● Assignment
With the pictures excluded, repeat every entry exactly.

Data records
________

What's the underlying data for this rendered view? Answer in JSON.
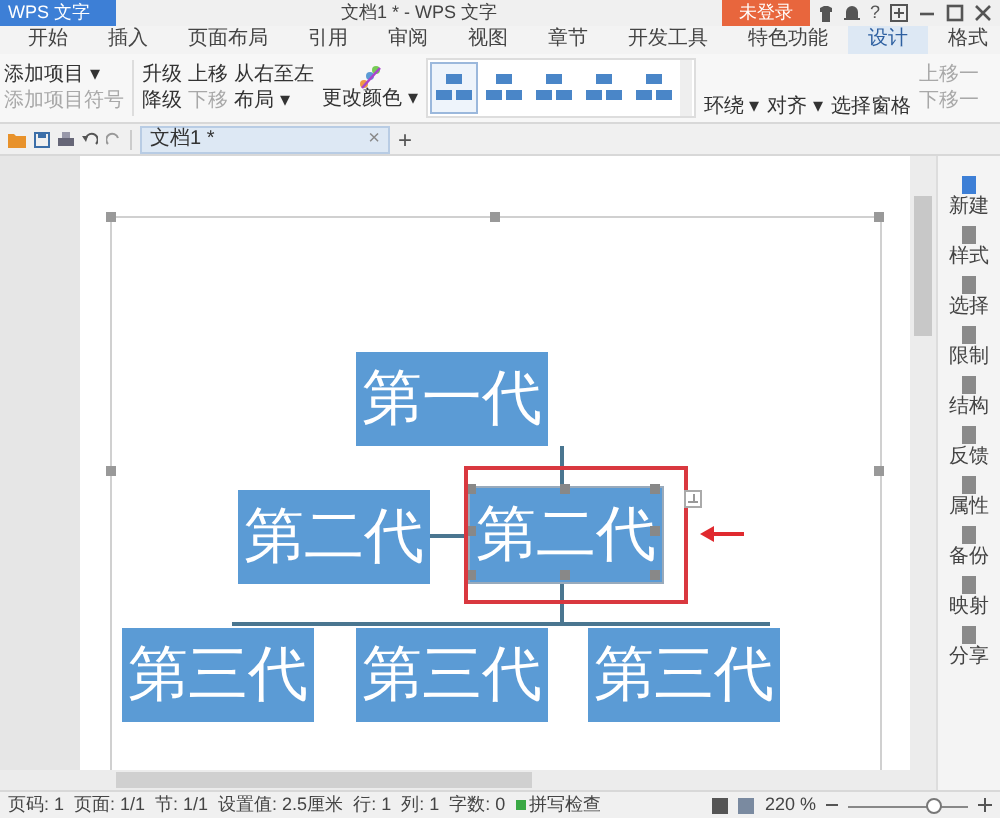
{
  "app": {
    "logo": "WPS 文字",
    "title": "文档1 * - WPS 文字",
    "login": "未登录",
    "help": "?"
  },
  "menu_tabs": [
    {
      "label": "开始",
      "selected": false
    },
    {
      "label": "插入",
      "selected": false
    },
    {
      "label": "页面布局",
      "selected": false
    },
    {
      "label": "引用",
      "selected": false
    },
    {
      "label": "审阅",
      "selected": false
    },
    {
      "label": "视图",
      "selected": false
    },
    {
      "label": "章节",
      "selected": false
    },
    {
      "label": "开发工具",
      "selected": false
    },
    {
      "label": "特色功能",
      "selected": false
    },
    {
      "label": "设计",
      "selected": true
    },
    {
      "label": "格式",
      "selected": false
    }
  ],
  "ribbon": {
    "col1": [
      {
        "label": "添加项目 ▾",
        "disabled": false
      },
      {
        "label": "添加项目符号",
        "disabled": true
      }
    ],
    "col2": [
      {
        "label": "升级",
        "disabled": false
      },
      {
        "label": "上移",
        "disabled": false
      },
      {
        "label": "从右至左",
        "disabled": false
      },
      {
        "label": "降级",
        "disabled": false
      },
      {
        "label": "下移",
        "disabled": true
      },
      {
        "label": "布局 ▾",
        "disabled": false
      }
    ],
    "color_button": "更改颜色 ▾",
    "styles": [
      {
        "selected": true
      },
      {
        "selected": false
      },
      {
        "selected": false
      },
      {
        "selected": false
      },
      {
        "selected": false
      }
    ],
    "right": [
      {
        "label": "环绕 ▾",
        "disabled": false
      },
      {
        "label": "对齐 ▾",
        "disabled": false
      },
      {
        "label": "选择窗格",
        "disabled": false
      }
    ],
    "move": [
      {
        "label": "上移一",
        "disabled": true
      },
      {
        "label": "下移一",
        "disabled": true
      }
    ]
  },
  "doc_tab": {
    "label": "文档1 *",
    "close": "×",
    "add": "+"
  },
  "diagram": {
    "rows": [
      [
        {
          "text": "第一代",
          "selected": false
        }
      ],
      [
        {
          "text": "第二代",
          "selected": false
        },
        {
          "text": "第二代",
          "selected": true
        }
      ],
      [
        {
          "text": "第三代",
          "selected": false
        },
        {
          "text": "第三代",
          "selected": false
        },
        {
          "text": "第三代",
          "selected": false
        }
      ]
    ]
  },
  "sidebar": [
    "新建",
    "样式",
    "选择",
    "限制",
    "结构",
    "反馈",
    "属性",
    "备份",
    "映射",
    "分享"
  ],
  "status_bar": {
    "items": [
      "页码: 1",
      "页面: 1/1",
      "节: 1/1",
      "设置值: 2.5厘米",
      "行: 1",
      "列: 1",
      "字数: 0"
    ],
    "spell_check": {
      "label": "拼写检查",
      "on": true
    },
    "zoom": "220 %",
    "zoom_level": {
      "level": 0.72
    }
  }
}
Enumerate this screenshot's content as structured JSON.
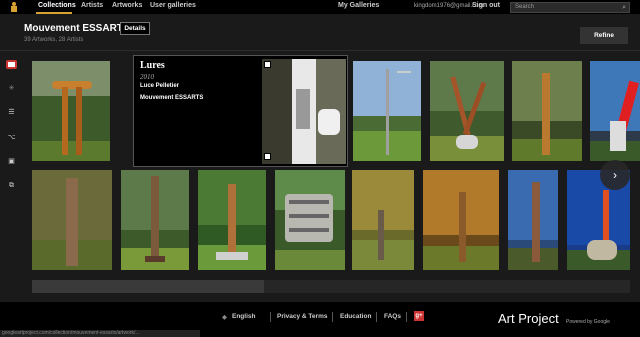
{
  "nav": {
    "collections": "Collections",
    "artists": "Artists",
    "artworks": "Artworks",
    "user_galleries": "User galleries",
    "my_galleries": "My Galleries",
    "email": "kingdom1976@gmail.com",
    "sign_out": "Sign out",
    "search_placeholder": "Search"
  },
  "collection": {
    "title": "Mouvement ESSARTS",
    "details_label": "Details",
    "subtitle": "39 Artworks, 28 Artists",
    "refine_label": "Refine"
  },
  "popup": {
    "title": "Lures",
    "year": "2010",
    "artist": "Luce Pelletier",
    "collection": "Mouvement ESSARTS"
  },
  "footer": {
    "language": "English",
    "privacy": "Privacy & Terms",
    "education": "Education",
    "faqs": "FAQs",
    "brand": "Art Project",
    "powered": "Powered by Google"
  },
  "status_url": "googleartproject.com/collection/mouvement-essarts/artwork/..."
}
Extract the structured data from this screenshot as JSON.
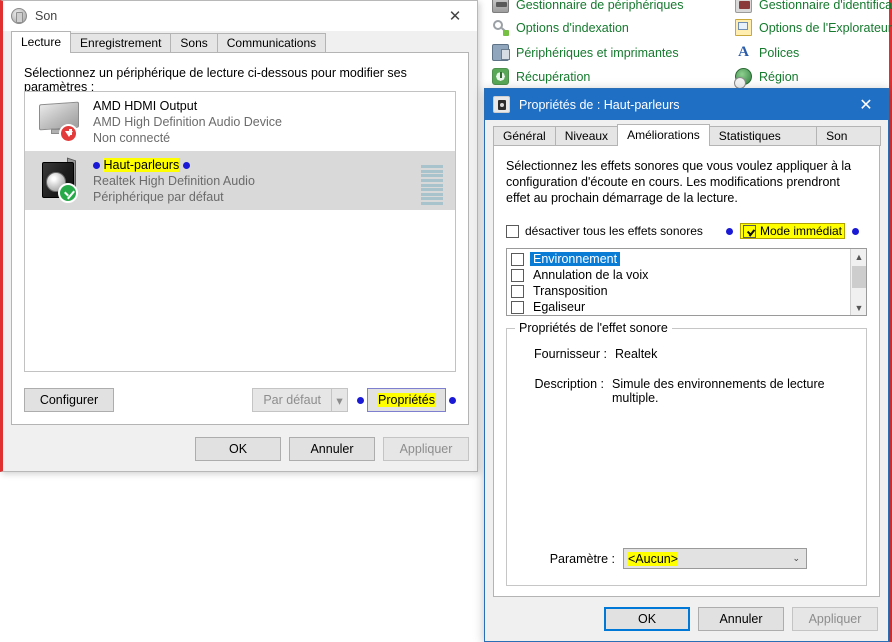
{
  "control_panel": {
    "left_column": [
      {
        "label": "Gestionnaire de périphériques",
        "icon": "device-manager-icon"
      },
      {
        "label": "Options d'indexation",
        "icon": "indexing-options-icon"
      },
      {
        "label": "Périphériques et imprimantes",
        "icon": "devices-printers-icon"
      },
      {
        "label": "Récupération",
        "icon": "recovery-icon"
      }
    ],
    "right_column": [
      {
        "label": "Gestionnaire d'identificat",
        "icon": "credential-manager-icon"
      },
      {
        "label": "Options de l'Explorateur",
        "icon": "explorer-options-icon"
      },
      {
        "label": "Polices",
        "icon": "fonts-icon"
      },
      {
        "label": "Région",
        "icon": "region-icon"
      }
    ]
  },
  "sound_window": {
    "title": "Son",
    "close_label": "✕",
    "tabs": [
      {
        "label": "Lecture",
        "active": true
      },
      {
        "label": "Enregistrement",
        "active": false
      },
      {
        "label": "Sons",
        "active": false
      },
      {
        "label": "Communications",
        "active": false
      }
    ],
    "instruction": "Sélectionnez un périphérique de lecture ci-dessous pour modifier ses paramètres :",
    "devices": [
      {
        "name": "AMD HDMI Output",
        "driver": "AMD High Definition Audio Device",
        "status": "Non connecté",
        "selected": false,
        "icon": "monitor-icon",
        "badge": "disconnected-badge"
      },
      {
        "name": "Haut-parleurs",
        "driver": "Realtek High Definition Audio",
        "status": "Périphérique par défaut",
        "selected": true,
        "icon": "speaker-icon",
        "badge": "default-device-check-badge"
      }
    ],
    "buttons": {
      "configure": "Configurer",
      "set_default": "Par défaut",
      "set_default_arrow": "▾",
      "properties": "Propriétés",
      "ok": "OK",
      "cancel": "Annuler",
      "apply": "Appliquer"
    }
  },
  "properties_dialog": {
    "title": "Propriétés de : Haut-parleurs",
    "close_label": "✕",
    "tabs": [
      {
        "label": "Général",
        "active": false
      },
      {
        "label": "Niveaux",
        "active": false
      },
      {
        "label": "Améliorations",
        "active": true
      },
      {
        "label": "Statistiques avancées",
        "active": false
      },
      {
        "label": "Son spatial",
        "active": false
      }
    ],
    "description": "Sélectionnez les effets sonores que vous voulez appliquer à la configuration d'écoute en cours. Les modifications prendront effet au prochain démarrage de la lecture.",
    "disable_all_label": "désactiver tous les effets sonores",
    "disable_all_checked": false,
    "immediate_mode_label": "Mode immédiat",
    "immediate_mode_checked": true,
    "effects": [
      {
        "label": "Environnement",
        "checked": false,
        "selected": true
      },
      {
        "label": "Annulation de la voix",
        "checked": false,
        "selected": false
      },
      {
        "label": "Transposition",
        "checked": false,
        "selected": false
      },
      {
        "label": "Egaliseur",
        "checked": false,
        "selected": false
      }
    ],
    "effect_properties": {
      "legend": "Propriétés de l'effet sonore",
      "provider_label": "Fournisseur :",
      "provider_value": "Realtek",
      "description_label": "Description :",
      "description_value": "Simule des environnements de lecture multiple.",
      "parameter_label": "Paramètre :",
      "parameter_value": "<Aucun>",
      "parameter_arrow": "⌄"
    },
    "buttons": {
      "ok": "OK",
      "cancel": "Annuler",
      "apply": "Appliquer"
    }
  },
  "colors": {
    "highlight": "#ffff00",
    "annotation_dot": "#1a1ad6",
    "title_bar": "#1f6fc4",
    "selection": "#0a7cd6",
    "border_red": "#e03030",
    "cp_link": "#157a2e"
  }
}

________

● Reply
What's the underlying data for this rendered view? Answer in JSON.
{
  "app": {
    "logo": "WPS 文字",
    "title": "文档1 * - WPS 文字",
    "login": "未登录",
    "help": "?"
  },
  "menu_tabs": [
    {
      "label": "开始",
      "selected": false
    },
    {
      "label": "插入",
      "selected": false
    },
    {
      "label": "页面布局",
      "selected": false
    },
    {
      "label": "引用",
      "selected": false
    },
    {
      "label": "审阅",
      "selected": false
    },
    {
      "label": "视图",
      "selected": false
    },
    {
      "label": "章节",
      "selected": false
    },
    {
      "label": "开发工具",
      "selected": false
    },
    {
      "label": "特色功能",
      "selected": false
    },
    {
      "label": "设计",
      "selected": true
    },
    {
      "label": "格式",
      "selected": false
    }
  ],
  "ribbon": {
    "col1": [
      {
        "label": "添加项目 ▾",
        "disabled": false
      },
      {
        "label": "添加项目符号",
        "disabled": true
      }
    ],
    "col2": [
      {
        "label": "升级",
        "disabled": false
      },
      {
        "label": "上移",
        "disabled": false
      },
      {
        "label": "从右至左",
        "disabled": false
      },
      {
        "label": "降级",
        "disabled": false
      },
      {
        "label": "下移",
        "disabled": true
      },
      {
        "label": "布局 ▾",
        "disabled": false
      }
    ],
    "color_button": "更改颜色 ▾",
    "styles": [
      {
        "selected": true
      },
      {
        "selected": false
      },
      {
        "selected": false
      },
      {
        "selected": false
      },
      {
        "selected": false
      }
    ],
    "right": [
      {
        "label": "环绕 ▾",
        "disabled": false
      },
      {
        "label": "对齐 ▾",
        "disabled": false
      },
      {
        "label": "选择窗格",
        "disabled": false
      }
    ],
    "move": [
      {
        "label": "上移一",
        "disabled": true
      },
      {
        "label": "下移一",
        "disabled": true
      }
    ]
  },
  "doc_tab": {
    "label": "文档1 *",
    "close": "×",
    "add": "+"
  },
  "diagram": {
    "rows": [
      [
        {
          "text": "第一代",
          "selected": false
        }
      ],
      [
        {
          "text": "第二代",
          "selected": false
        },
        {
          "text": "第二代",
          "selected": true
        }
      ],
      [
        {
          "text": "第三代",
          "selected": false
        },
        {
          "text": "第三代",
          "selected": false
        },
        {
          "text": "第三代",
          "selected": false
        }
      ]
    ]
  },
  "sidebar": [
    "新建",
    "样式",
    "选择",
    "限制",
    "结构",
    "反馈",
    "属性",
    "备份",
    "映射",
    "分享"
  ],
  "status_bar": {
    "items": [
      "页码: 1",
      "页面: 1/1",
      "节: 1/1",
      "设置值: 2.5厘米",
      "行: 1",
      "列: 1",
      "字数: 0"
    ],
    "spell_check": {
      "label": "拼写检查",
      "on": true
    },
    "zoom": "220 %",
    "zoom_level": {
      "level": 0.72
    }
  }
}
Enumerate this screenshot's content as structured JSON.
{
  "nav": {
    "collections": "Collections",
    "artists": "Artists",
    "artworks": "Artworks",
    "user_galleries": "User galleries",
    "my_galleries": "My Galleries",
    "email": "kingdom1976@gmail.com",
    "sign_out": "Sign out",
    "search_placeholder": "Search"
  },
  "collection": {
    "title": "Mouvement ESSARTS",
    "details_label": "Details",
    "subtitle": "39 Artworks, 28 Artists",
    "refine_label": "Refine"
  },
  "popup": {
    "title": "Lures",
    "year": "2010",
    "artist": "Luce Pelletier",
    "collection": "Mouvement ESSARTS"
  },
  "footer": {
    "language": "English",
    "privacy": "Privacy & Terms",
    "education": "Education",
    "faqs": "FAQs",
    "brand": "Art Project",
    "powered": "Powered by Google"
  },
  "status_url": "googleartproject.com/collection/mouvement-essarts/artwork/..."
}
Extract the structured data from this screenshot as JSON.
{
  "control_panel": {
    "left_column": [
      {
        "label": "Gestionnaire de périphériques",
        "icon": "device-manager-icon"
      },
      {
        "label": "Options d'indexation",
        "icon": "indexing-options-icon"
      },
      {
        "label": "Périphériques et imprimantes",
        "icon": "devices-printers-icon"
      },
      {
        "label": "Récupération",
        "icon": "recovery-icon"
      }
    ],
    "right_column": [
      {
        "label": "Gestionnaire d'identificat",
        "icon": "credential-manager-icon"
      },
      {
        "label": "Options de l'Explorateur",
        "icon": "explorer-options-icon"
      },
      {
        "label": "Polices",
        "icon": "fonts-icon"
      },
      {
        "label": "Région",
        "icon": "region-icon"
      }
    ]
  },
  "sound_window": {
    "title": "Son",
    "close_label": "✕",
    "tabs": [
      {
        "label": "Lecture",
        "active": true
      },
      {
        "label": "Enregistrement",
        "active": false
      },
      {
        "label": "Sons",
        "active": false
      },
      {
        "label": "Communications",
        "active": false
      }
    ],
    "instruction": "Sélectionnez un périphérique de lecture ci-dessous pour modifier ses paramètres :",
    "devices": [
      {
        "name": "AMD HDMI Output",
        "driver": "AMD High Definition Audio Device",
        "status": "Non connecté",
        "selected": false,
        "icon": "monitor-icon",
        "badge": "disconnected-badge"
      },
      {
        "name": "Haut-parleurs",
        "driver": "Realtek High Definition Audio",
        "status": "Périphérique par défaut",
        "selected": true,
        "icon": "speaker-icon",
        "badge": "default-device-check-badge"
      }
    ],
    "buttons": {
      "configure": "Configurer",
      "set_default": "Par défaut",
      "set_default_arrow": "▾",
      "properties": "Propriétés",
      "ok": "OK",
      "cancel": "Annuler",
      "apply": "Appliquer"
    }
  },
  "properties_dialog": {
    "title": "Propriétés de : Haut-parleurs",
    "close_label": "✕",
    "tabs": [
      {
        "label": "Général",
        "active": false
      },
      {
        "label": "Niveaux",
        "active": false
      },
      {
        "label": "Améliorations",
        "active": true
      },
      {
        "label": "Statistiques avancées",
        "active": false
      },
      {
        "label": "Son spatial",
        "active": false
      }
    ],
    "description": "Sélectionnez les effets sonores que vous voulez appliquer à la configuration d'écoute en cours. Les modifications prendront effet au prochain démarrage de la lecture.",
    "disable_all_label": "désactiver tous les effets sonores",
    "disable_all_checked": false,
    "immediate_mode_label": "Mode immédiat",
    "immediate_mode_checked": true,
    "effects": [
      {
        "label": "Environnement",
        "checked": false,
        "selected": true
      },
      {
        "label": "Annulation de la voix",
        "checked": false,
        "selected": false
      },
      {
        "label": "Transposition",
        "checked": false,
        "selected": false
      },
      {
        "label": "Egaliseur",
        "checked": false,
        "selected": false
      }
    ],
    "effect_properties": {
      "legend": "Propriétés de l'effet sonore",
      "provider_label": "Fournisseur :",
      "provider_value": "Realtek",
      "description_label": "Description :",
      "description_value": "Simule des environnements de lecture multiple.",
      "parameter_label": "Paramètre :",
      "parameter_value": "<Aucun>",
      "parameter_arrow": "⌄"
    },
    "buttons": {
      "ok": "OK",
      "cancel": "Annuler",
      "apply": "Appliquer"
    }
  },
  "colors": {
    "highlight": "#ffff00",
    "annotation_dot": "#1a1ad6",
    "title_bar": "#1f6fc4",
    "selection": "#0a7cd6",
    "border_red": "#e03030",
    "cp_link": "#157a2e"
  }
}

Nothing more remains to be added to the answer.